Johnson & Johnson has outlicensed its portfolio of hypoxia-inducible factor (HIF) to Cambridge MA-based Akebia as the biotech boosts its early-stage pipeline.
On top of this, Johnson & Johnson’s Innovation unit (aka JJDC) has also written in a clause for it to “take an ownership interest” in Akebia through a common stock purchase warrant for 509,611 shares.
This can be used by JJDC, in whole or in part, at any point over the next five years with a payment to Akebia of up to $5 million.
The first part of the deal, which sees the biotech cough up $1 million to J&J, also sees the biotech gain access to a library of HIF pathway compounds, which it says in a statement has the potential to be used across “multiple therapeutic areas.”
Getting a little more into the specifics, the pact includes AKB-5169 (formerly JNJ5169), a differentiated preclinical compound in the works as an oral treatment for inflammatory bowel disease (IBD).
Akebia’s current leading med is late-stage anemia candidate vadadustat, itself an oral hypoxia-inducible factor (HIF) stabilizer, which at the end of last year was at the center of a potential $1 billion codevelopment and comarketing deal with Otsuka.
The drug has been touted as a blockbuster in waiting, and Akebia will be hoping its newly filled HIF preclinical pipeline can yield it strong returns in the future.
“This research agreement accelerates our strategy to develop a portfolio of HIF-targeted products that address the unmet medical needs of patients, and builds long-term value for Akebia,” explained John Butler, president and CEO of Akebia.

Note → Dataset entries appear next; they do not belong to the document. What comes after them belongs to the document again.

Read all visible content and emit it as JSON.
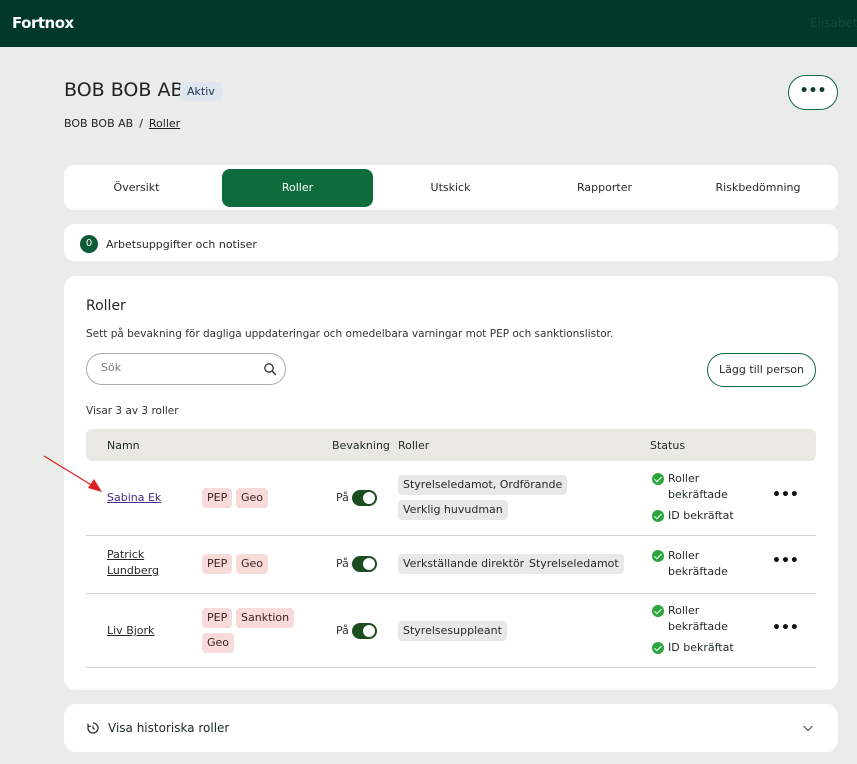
{
  "app": {
    "logo": "Fortnox",
    "user_fragment": "Elisabet"
  },
  "header": {
    "company": "BOB BOB AB",
    "status_badge": "Aktiv",
    "breadcrumb": {
      "root": "BOB BOB AB",
      "sep": "/",
      "current": "Roller"
    },
    "more_label": "•••"
  },
  "tabs": [
    "Översikt",
    "Roller",
    "Utskick",
    "Rapporter",
    "Riskbedömning"
  ],
  "active_tab": "Roller",
  "tasks": {
    "count": "0",
    "label": "Arbetsuppgifter och notiser"
  },
  "roles_card": {
    "title": "Roller",
    "description": "Sett på bevakning för dagliga uppdateringar och omedelbara varningar mot PEP och sanktionslistor.",
    "search_placeholder": "Sök",
    "add_button": "Lägg till person",
    "showing": "Visar 3 av 3 roller",
    "columns": {
      "name": "Namn",
      "monitoring": "Bevakning",
      "roles": "Roller",
      "status": "Status"
    },
    "rows": [
      {
        "name": "Sabina Ek",
        "tags": [
          "PEP",
          "Geo"
        ],
        "monitoring": "På",
        "roles": [
          "Styrelseledamot, Ordförande",
          "Verklig huvudman"
        ],
        "status_roles": "Roller bekräftade",
        "status_roles_1": "Roller",
        "status_roles_2": "bekräftade",
        "status_id": "ID bekräftat",
        "more": "•••"
      },
      {
        "name_1": "Patrick",
        "name_2": "Lundberg",
        "tags": [
          "PEP",
          "Geo"
        ],
        "monitoring": "På",
        "roles": [
          "Verkställande direktör",
          "Styrelseledamot"
        ],
        "status_roles_1": "Roller",
        "status_roles_2": "bekräftade",
        "more": "•••"
      },
      {
        "name": "Liv Bjork",
        "tags": [
          "PEP",
          "Sanktion",
          "Geo"
        ],
        "monitoring": "På",
        "roles": [
          "Styrelsesuppleant"
        ],
        "status_roles_1": "Roller",
        "status_roles_2": "bekräftade",
        "status_id": "ID bekräftat",
        "more": "•••"
      }
    ]
  },
  "history": {
    "label": "Visa historiska roller"
  },
  "colors": {
    "brand_dark": "#00392b",
    "accent_green": "#0d6b3c",
    "tag_red": "#f7dada",
    "check_green": "#2aa63a",
    "annotation_arrow": "#e02020"
  }
}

“While our global phase 3 development program for vadadustat remains the core focus of our company, this agreement with Janssen allows us to build upon our expertise in HIF biology and will accelerate our efforts to maximize the potential of this pathway across multiple indications.”
Early data have already shown that AKB-5169 “may be highly differentiated from standard of care systemic therapies in its potential to reduce inflammation and promote mucosal healing at the site of disease,” according to the biotech.
It plans to do a few more early studies before turning in an IND application to the FDA, which is slated to be submitted within the next 12 to 18 months.
The biotech currently has a market cap of just under $380 million, trading at around $10 a share.